John Powers writes that Boston’s advantage in an Olympic bid could be transit and walking, and, “by contrast, Los Angeles would have five of its facilities in Long Beach, 25 miles to the south” (“Possible advantage in Olympic bid,” Page A1, Sept. 16). This comparison ignores the LA Metro Blue Line, a light-rail line opened in 1990 between downtown LA and downtown Long Beach. It carries 90,000 riders daily, a level of demand that would overwhelm any of the MBTA Green Line branches.
The comparison also ignores pedestrian and bicycle master plans that both LA and Long Beach have undertaken recently, as well as a revival of Olmsted’s Los Angeles River plans. And it ignores the half-cent sales tax that LA County voters approved in 2008 to accelerate transportation projects, including five rail corridors.
Meanwhile, the Green Line extension to Somerville is years behind its legal obligations, and Massachusetts voters are contemplating further undercutting transportation funding by removing inflation adjustment for the gas tax.
True, the 1984 Los Angeles Olympics relied so heavily on freeways that organizers reputedly had helicopters ready to airlift stalled cars that might cause gridlock.
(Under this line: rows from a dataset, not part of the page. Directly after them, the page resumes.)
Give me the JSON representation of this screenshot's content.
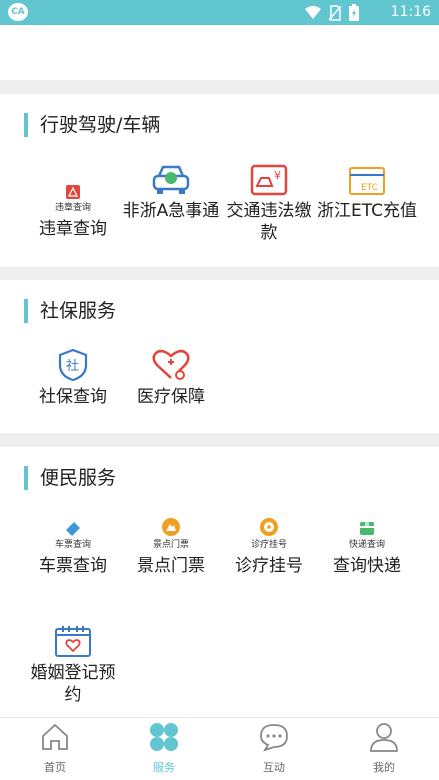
{
  "statusbar": {
    "app_badge": "CA",
    "time": "11:16"
  },
  "sections": {
    "driving": {
      "title": "行驶驾驶/车辆",
      "items": [
        {
          "tiny": "违章查询",
          "label": "违章查询",
          "icon": "warning-icon"
        },
        {
          "label": "非浙A急事通",
          "icon": "car-icon"
        },
        {
          "label": "交通违法缴款",
          "icon": "traffic-fine-icon"
        },
        {
          "label": "浙江ETC充值",
          "icon": "etc-card-icon",
          "icon_text": "ETC"
        }
      ]
    },
    "social": {
      "title": "社保服务",
      "items": [
        {
          "label": "社保查询",
          "icon": "shield-icon",
          "icon_text": "社"
        },
        {
          "label": "医疗保障",
          "icon": "medical-heart-icon"
        }
      ]
    },
    "convenience": {
      "title": "便民服务",
      "items": [
        {
          "tiny": "车票查询",
          "label": "车票查询",
          "icon": "ticket-icon"
        },
        {
          "tiny": "景点门票",
          "label": "景点门票",
          "icon": "scenic-icon"
        },
        {
          "tiny": "诊疗挂号",
          "label": "诊疗挂号",
          "icon": "clinic-icon"
        },
        {
          "tiny": "快递查询",
          "label": "查询快递",
          "icon": "parcel-icon"
        },
        {
          "label": "婚姻登记预约",
          "icon": "calendar-heart-icon"
        }
      ]
    }
  },
  "tabs": [
    {
      "label": "首页",
      "icon": "home-icon"
    },
    {
      "label": "服务",
      "icon": "services-icon",
      "active": true
    },
    {
      "label": "互动",
      "icon": "chat-icon"
    },
    {
      "label": "我的",
      "icon": "user-icon"
    }
  ],
  "colors": {
    "accent": "#62c6d0",
    "red": "#e0463c",
    "blue": "#3a78c8",
    "orange": "#f0a020"
  }
}
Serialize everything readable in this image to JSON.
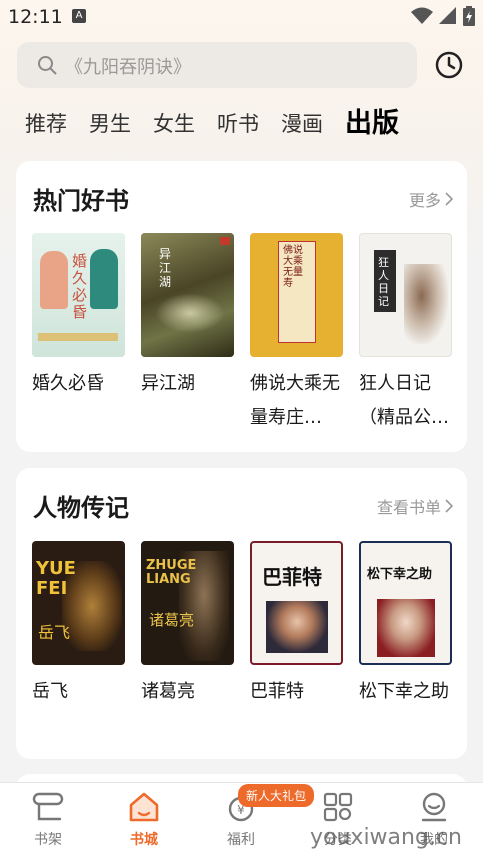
{
  "status": {
    "time": "12:11",
    "app_icon": "A"
  },
  "search": {
    "placeholder": "《九阳吞阴诀》"
  },
  "tabs": [
    "推荐",
    "男生",
    "女生",
    "听书",
    "漫画",
    "出版"
  ],
  "active_tab": "出版",
  "sections": [
    {
      "title": "热门好书",
      "more": "更多",
      "books": [
        {
          "title": "婚久必昏",
          "cover_text": "婚久必昏"
        },
        {
          "title": "异江湖",
          "cover_text": "异江湖"
        },
        {
          "title": "佛说大乘无量寿庄…",
          "cover_text": "佛说大乘无量寿"
        },
        {
          "title": "狂人日记（精品公…",
          "cover_text": "狂人日记"
        }
      ]
    },
    {
      "title": "人物传记",
      "more": "查看书单",
      "books": [
        {
          "title": "岳飞",
          "cover_text": "YUE FEI 岳飞"
        },
        {
          "title": "诸葛亮",
          "cover_text": "ZHUGE LIANG 诸葛亮"
        },
        {
          "title": "巴菲特",
          "cover_text": "巴菲特"
        },
        {
          "title": "松下幸之助",
          "cover_text": "松下幸之助"
        }
      ]
    }
  ],
  "bottom_nav": [
    {
      "label": "书架",
      "icon": "bookshelf-icon"
    },
    {
      "label": "书城",
      "icon": "bookstore-home-icon"
    },
    {
      "label": "福利",
      "icon": "coin-bag-icon"
    },
    {
      "label": "分类",
      "icon": "category-grid-icon"
    },
    {
      "label": "我的",
      "icon": "profile-face-icon"
    }
  ],
  "badge": "新人大礼包",
  "watermark": "youxiwang.cn",
  "colors": {
    "accent": "#ee6a2a",
    "background": "#f3f3f3",
    "card": "#ffffff"
  }
}
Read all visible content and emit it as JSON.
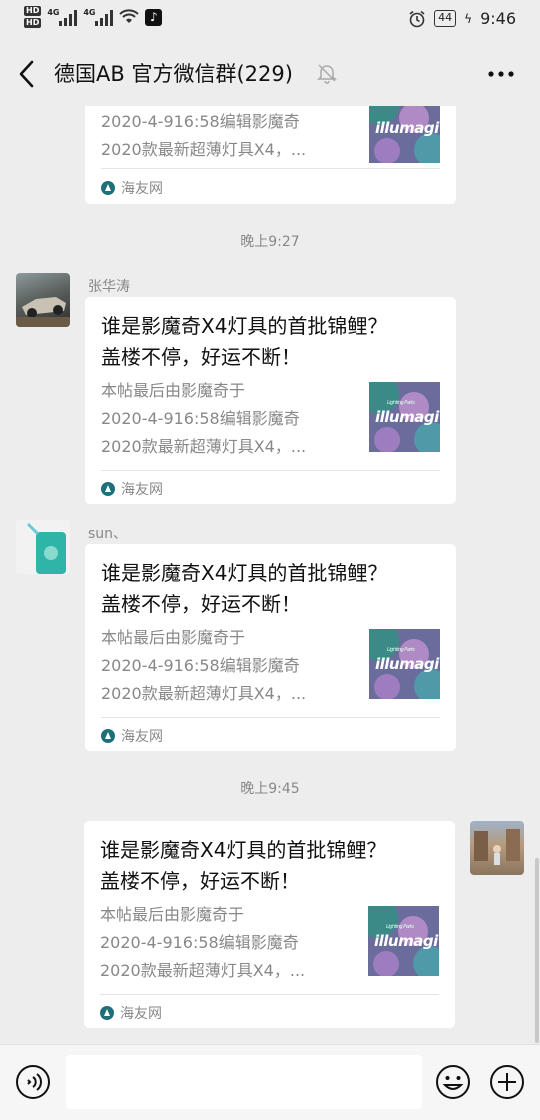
{
  "status_bar": {
    "sim_labels": [
      "HD",
      "HD"
    ],
    "network_1": "4G",
    "network_2": "4G",
    "battery": "44",
    "time": "9:46"
  },
  "nav": {
    "title": "德国AB  官方微信群(229)",
    "icons": [
      "back-arrow",
      "muted-bell",
      "more-dots"
    ]
  },
  "link_card": {
    "title_line1": "谁是影魔奇X4灯具的首批锦鲤？",
    "title_line2": "盖楼不停，好运不断！",
    "desc_line1": "本帖最后由影魔奇于",
    "desc_line2": "2020-4-916:58编辑影魔奇",
    "desc_line3": "2020款最新超薄灯具X4，...",
    "source": "海友网",
    "thumb_brand": "illumagi",
    "thumb_tagline": "Lighting Parts"
  },
  "timestamps": [
    "晚上9:27",
    "晚上9:45"
  ],
  "messages": [
    {
      "sender": "张华涛",
      "avatar": "race-car-avatar"
    },
    {
      "sender": "sun、",
      "avatar": "bag-avatar"
    },
    {
      "sender": "",
      "avatar": "street-photo-avatar",
      "self": true
    }
  ],
  "input_bar": {
    "placeholder": "",
    "icons": [
      "voice-icon",
      "emoji-icon",
      "plus-icon"
    ]
  },
  "colors": {
    "background": "#ededed",
    "card": "#ffffff",
    "meta_text": "#888888"
  }
}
Boston may have had a transit and walking advantage then, but we’ve fallen behind in the past 30 years.